On June 12, 2017, the Labor Management Standards Office of the U.S. Department of Labor issued a “Notice of Proposed Rulemaking” to rescind a 2016 final rule (referred to as the “Persuader Rule”), passed under the Obama Administration, which would have required employers and labor management consultants to report to the DOL their “indirect persuader activities” with workers during union organizing campaigns. The 2016 rule marked a significant departure from the DOL’s prior, long-standing interpretation of the “advice” exemption found in Section 203(c) at the Labor Management Reporting and Disclosure Act (LMRDA). Pursuant to the agency rulemaking process, the DOL is now giving the public an opportunity to comment on the DOL’s Notice to rescind the 2016 rule. The question remains, however, what interpretation of the advice exemption may emerge as a result.

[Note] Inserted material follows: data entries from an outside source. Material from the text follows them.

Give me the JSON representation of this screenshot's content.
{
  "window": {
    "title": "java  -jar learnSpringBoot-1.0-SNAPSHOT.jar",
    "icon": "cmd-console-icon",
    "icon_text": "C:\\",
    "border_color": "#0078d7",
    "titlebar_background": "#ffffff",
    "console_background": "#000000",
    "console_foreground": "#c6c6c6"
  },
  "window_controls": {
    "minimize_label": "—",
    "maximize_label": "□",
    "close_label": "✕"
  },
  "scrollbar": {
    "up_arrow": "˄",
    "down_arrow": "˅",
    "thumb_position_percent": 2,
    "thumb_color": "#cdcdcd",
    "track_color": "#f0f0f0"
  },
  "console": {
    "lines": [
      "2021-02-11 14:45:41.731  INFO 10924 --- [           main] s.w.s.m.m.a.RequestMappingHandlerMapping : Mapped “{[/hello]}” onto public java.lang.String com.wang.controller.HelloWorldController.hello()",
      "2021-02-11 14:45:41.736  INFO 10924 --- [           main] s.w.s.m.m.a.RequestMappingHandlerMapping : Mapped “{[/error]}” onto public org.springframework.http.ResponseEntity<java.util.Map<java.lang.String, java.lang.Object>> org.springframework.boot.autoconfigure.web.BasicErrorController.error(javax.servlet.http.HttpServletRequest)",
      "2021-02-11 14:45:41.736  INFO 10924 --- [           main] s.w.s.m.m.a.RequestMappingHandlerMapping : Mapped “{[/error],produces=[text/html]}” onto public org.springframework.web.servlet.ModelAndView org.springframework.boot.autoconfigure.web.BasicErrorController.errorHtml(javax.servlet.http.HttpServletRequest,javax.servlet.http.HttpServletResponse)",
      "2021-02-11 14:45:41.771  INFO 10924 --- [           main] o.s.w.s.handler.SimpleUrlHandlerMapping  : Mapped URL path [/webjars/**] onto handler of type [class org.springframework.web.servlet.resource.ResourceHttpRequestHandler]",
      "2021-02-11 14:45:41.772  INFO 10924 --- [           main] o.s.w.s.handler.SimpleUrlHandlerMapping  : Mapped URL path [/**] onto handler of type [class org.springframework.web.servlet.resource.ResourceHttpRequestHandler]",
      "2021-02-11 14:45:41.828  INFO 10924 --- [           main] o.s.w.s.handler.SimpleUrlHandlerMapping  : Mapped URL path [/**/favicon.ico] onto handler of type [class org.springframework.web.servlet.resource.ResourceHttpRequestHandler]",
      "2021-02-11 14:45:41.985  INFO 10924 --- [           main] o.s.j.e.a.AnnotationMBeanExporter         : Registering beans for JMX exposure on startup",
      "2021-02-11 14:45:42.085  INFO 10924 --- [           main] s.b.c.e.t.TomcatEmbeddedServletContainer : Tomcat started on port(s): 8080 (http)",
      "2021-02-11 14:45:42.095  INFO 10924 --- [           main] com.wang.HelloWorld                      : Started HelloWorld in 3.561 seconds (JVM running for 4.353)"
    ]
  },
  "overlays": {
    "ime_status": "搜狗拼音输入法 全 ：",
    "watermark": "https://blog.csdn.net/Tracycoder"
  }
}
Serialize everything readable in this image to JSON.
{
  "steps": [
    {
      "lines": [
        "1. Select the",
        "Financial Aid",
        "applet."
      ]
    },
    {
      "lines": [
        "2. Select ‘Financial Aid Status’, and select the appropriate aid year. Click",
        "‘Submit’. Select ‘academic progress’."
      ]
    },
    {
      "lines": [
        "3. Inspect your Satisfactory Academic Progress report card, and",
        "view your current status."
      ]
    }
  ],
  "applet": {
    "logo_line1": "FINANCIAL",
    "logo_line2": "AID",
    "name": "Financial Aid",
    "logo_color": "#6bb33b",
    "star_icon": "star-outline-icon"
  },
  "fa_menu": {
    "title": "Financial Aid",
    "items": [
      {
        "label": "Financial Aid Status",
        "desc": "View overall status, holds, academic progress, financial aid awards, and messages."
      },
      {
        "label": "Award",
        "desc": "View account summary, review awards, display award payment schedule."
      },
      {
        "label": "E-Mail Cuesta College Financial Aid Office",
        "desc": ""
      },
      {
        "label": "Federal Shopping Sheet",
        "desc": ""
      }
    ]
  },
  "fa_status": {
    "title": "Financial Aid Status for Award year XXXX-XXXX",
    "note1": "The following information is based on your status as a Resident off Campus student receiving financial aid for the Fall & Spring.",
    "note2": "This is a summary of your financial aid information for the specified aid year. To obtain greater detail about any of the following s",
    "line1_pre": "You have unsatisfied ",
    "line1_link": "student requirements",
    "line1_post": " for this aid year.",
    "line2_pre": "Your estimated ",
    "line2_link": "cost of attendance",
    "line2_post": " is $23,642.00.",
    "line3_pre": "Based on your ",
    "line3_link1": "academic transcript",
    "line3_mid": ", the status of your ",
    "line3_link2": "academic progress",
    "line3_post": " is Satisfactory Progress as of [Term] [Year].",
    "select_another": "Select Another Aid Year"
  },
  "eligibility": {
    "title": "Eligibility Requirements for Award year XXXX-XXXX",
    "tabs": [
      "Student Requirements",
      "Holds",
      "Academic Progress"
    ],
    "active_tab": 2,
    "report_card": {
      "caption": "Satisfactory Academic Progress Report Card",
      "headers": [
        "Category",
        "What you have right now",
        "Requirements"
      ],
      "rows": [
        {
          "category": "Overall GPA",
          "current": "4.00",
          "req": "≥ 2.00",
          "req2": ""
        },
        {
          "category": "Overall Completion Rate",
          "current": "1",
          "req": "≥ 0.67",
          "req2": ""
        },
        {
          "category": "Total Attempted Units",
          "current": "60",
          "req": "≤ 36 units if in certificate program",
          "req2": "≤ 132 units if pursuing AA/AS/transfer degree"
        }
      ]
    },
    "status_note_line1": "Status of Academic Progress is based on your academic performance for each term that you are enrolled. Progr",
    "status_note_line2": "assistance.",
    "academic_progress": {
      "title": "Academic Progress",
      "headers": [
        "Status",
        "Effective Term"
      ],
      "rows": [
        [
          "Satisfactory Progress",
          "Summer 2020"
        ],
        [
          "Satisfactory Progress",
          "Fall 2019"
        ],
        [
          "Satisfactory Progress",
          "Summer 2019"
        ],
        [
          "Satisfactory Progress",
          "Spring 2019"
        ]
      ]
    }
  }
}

As explained in the DOL’s Notice, the LMRDA was enacted in 1959 to “protect the rights and interests of employees, labor organizations and the public generally as they relate the activities of labor organizations, employers, labor relations consultants, and their officers, employees, and representatives.” Section 203(a) of the LMRDA requires employers to report to the DOL “any agreement or arrangement with a labor relations consultant or other independent contractor or organization” which undertakes “to persuade employees to exercise or not to exercise” their right to bargain collectively and to be represented by a union. An important limitation to this reporting requirement is found in Section 203(c), referred to as the “advice” exemption, which provides that employers are not required to report to the government the services of a consultant which pertain to advice given to the employer about such matters. Similarly, Section 204 of the Act exempts employers from reporting their privileged communications with their attorneys.

On March 24, 2016, the DOL issued the Persuader Rule which significantly changed the prior interpretation of the advice exemption. Subject to that prior interpretation, the DOL took the position that an employer’s reporting requirement was only triggered when consultants had direct communication with employees regarding union organizing – but that any activity by the consultant not involving such direct communications fell within the advice exemption. Under the 2016 rule, however, the DOL rejected this position and instead extended an employer’s reporting requirement to any activity involving an consultant’s advice on matters such as how to communicate with employees regarding unionization and the development of policies designed to dissuade employees from joining a union. Such advice triggered a reporting requirement even if the advice was rendered by the employer’s attorney, thus encroaching upon the attorney-client privilege.

Significantly, the DOL’s 2016 Persuader Rule was blocked by a nationwide injunction issued by a federal district court last year. Since that time, the fate of the rule remained uncertain. Now, with the DOL’s announcement to rescind the rule and invite public comment, the question remains whether the DOL will return to its previous interpretation of the advice exemption, or if some new interpretation will develop. Employers should continue to monitor this situation as the DOL’s rulemaking process progresses. Pursuant to that process, the public now has an opportunity to comment on this matter by August 11, 2017.